[Start of section]
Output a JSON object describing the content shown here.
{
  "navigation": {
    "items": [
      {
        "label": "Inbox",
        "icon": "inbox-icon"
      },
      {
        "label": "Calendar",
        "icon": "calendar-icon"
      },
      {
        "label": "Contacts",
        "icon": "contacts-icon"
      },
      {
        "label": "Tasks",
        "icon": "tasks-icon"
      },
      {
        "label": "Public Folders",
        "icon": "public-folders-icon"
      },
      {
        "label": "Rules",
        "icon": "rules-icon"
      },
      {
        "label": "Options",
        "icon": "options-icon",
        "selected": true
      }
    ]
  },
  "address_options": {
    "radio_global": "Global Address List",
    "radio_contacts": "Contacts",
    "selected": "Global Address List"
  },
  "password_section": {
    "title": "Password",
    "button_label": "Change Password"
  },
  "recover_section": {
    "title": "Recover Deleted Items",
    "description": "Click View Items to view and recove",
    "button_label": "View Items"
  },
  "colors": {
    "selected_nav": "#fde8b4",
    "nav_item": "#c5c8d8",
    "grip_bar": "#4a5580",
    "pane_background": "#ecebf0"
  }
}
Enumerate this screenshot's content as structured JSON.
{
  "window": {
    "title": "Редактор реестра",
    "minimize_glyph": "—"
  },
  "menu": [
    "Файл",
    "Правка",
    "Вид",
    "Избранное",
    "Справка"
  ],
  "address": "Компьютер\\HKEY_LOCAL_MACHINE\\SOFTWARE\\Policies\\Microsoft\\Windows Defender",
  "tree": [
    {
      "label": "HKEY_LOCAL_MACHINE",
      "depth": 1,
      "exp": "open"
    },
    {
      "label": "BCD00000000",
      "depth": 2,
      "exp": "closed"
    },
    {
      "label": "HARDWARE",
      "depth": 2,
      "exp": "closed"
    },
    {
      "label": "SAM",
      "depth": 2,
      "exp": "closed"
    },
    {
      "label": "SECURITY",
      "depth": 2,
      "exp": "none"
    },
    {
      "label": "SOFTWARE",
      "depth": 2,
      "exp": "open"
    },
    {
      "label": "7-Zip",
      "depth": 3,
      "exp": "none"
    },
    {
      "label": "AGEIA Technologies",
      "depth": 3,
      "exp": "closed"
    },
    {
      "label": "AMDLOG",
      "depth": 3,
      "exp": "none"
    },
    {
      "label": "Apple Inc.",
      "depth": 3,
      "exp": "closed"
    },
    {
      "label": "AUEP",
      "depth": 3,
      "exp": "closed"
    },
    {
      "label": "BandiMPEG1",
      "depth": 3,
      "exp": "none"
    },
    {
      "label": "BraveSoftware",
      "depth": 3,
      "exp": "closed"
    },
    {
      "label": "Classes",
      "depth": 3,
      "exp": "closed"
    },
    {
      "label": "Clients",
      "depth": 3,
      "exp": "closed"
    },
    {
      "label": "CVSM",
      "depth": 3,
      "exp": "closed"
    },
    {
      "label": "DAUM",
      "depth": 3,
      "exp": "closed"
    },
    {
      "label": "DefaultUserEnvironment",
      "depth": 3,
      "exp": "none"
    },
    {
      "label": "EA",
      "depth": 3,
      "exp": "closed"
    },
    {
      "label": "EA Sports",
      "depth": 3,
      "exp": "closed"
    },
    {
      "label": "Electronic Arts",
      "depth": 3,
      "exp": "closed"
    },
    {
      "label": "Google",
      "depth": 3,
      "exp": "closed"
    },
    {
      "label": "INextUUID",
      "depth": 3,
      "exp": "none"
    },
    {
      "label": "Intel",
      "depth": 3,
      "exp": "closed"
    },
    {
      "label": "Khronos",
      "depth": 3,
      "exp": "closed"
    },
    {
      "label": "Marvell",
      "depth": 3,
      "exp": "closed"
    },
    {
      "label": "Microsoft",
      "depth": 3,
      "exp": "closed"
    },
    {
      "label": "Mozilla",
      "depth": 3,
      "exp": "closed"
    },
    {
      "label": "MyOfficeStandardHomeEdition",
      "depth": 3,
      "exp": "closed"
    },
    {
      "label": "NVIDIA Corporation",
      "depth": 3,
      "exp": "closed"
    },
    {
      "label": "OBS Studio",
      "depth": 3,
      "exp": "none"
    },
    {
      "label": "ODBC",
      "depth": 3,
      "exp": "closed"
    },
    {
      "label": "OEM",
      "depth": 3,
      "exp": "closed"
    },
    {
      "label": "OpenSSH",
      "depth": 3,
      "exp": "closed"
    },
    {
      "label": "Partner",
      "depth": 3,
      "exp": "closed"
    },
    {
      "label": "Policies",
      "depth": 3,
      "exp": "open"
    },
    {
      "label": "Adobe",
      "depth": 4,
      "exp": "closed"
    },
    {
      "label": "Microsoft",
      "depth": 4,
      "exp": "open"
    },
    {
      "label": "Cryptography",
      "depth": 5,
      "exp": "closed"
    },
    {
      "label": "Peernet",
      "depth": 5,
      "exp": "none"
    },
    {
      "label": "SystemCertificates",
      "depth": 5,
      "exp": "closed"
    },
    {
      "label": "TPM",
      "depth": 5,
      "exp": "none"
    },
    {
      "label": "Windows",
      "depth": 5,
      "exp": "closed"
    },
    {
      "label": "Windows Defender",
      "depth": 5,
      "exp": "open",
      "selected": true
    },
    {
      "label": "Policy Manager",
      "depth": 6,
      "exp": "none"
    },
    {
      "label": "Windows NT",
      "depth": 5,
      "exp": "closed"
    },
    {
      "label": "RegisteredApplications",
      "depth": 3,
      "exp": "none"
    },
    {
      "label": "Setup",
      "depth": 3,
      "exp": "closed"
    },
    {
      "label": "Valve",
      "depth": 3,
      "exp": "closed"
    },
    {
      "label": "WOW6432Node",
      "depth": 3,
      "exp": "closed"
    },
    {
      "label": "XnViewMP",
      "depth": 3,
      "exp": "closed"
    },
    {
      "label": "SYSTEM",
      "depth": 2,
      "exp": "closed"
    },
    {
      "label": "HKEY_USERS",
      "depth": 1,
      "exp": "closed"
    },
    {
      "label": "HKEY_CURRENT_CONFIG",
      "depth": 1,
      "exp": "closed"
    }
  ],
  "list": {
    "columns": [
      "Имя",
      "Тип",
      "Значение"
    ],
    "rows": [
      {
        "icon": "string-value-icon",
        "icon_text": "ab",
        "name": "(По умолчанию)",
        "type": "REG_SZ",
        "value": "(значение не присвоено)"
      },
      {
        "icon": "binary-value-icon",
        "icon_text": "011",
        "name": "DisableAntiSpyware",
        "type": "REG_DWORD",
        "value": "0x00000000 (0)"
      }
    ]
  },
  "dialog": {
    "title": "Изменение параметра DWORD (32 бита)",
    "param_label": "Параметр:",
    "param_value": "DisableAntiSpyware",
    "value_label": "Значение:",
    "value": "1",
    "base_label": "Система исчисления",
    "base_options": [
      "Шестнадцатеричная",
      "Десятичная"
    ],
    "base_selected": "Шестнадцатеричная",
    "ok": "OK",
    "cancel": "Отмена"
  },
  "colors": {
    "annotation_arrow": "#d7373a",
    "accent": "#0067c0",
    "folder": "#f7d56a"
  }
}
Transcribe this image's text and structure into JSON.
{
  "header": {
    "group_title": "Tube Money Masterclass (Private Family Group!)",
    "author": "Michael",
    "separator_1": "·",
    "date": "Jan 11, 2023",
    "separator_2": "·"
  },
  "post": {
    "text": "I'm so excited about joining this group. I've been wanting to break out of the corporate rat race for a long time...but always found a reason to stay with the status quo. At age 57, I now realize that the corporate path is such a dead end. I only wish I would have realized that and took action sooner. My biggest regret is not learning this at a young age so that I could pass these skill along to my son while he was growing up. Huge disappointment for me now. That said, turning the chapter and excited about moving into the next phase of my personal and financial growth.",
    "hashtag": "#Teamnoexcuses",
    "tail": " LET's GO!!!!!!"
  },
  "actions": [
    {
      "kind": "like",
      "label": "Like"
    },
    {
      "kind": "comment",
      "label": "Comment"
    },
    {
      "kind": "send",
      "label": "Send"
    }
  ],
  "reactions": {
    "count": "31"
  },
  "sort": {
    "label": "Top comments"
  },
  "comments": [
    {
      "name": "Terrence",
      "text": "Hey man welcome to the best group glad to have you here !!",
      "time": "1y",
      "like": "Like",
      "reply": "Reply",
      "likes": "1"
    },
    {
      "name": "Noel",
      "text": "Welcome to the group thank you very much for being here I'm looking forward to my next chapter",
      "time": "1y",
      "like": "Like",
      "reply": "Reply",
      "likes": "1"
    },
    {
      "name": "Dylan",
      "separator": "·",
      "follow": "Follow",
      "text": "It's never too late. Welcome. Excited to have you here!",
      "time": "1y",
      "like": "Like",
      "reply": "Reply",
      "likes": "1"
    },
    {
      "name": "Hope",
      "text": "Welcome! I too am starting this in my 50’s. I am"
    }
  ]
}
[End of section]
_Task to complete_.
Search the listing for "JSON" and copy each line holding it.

_Result for this exercise_.
Output a JSON object describing the content shown here.
Enumerate this screenshot's content as structured JSON.
Transcribe this image's text and structure into JSON.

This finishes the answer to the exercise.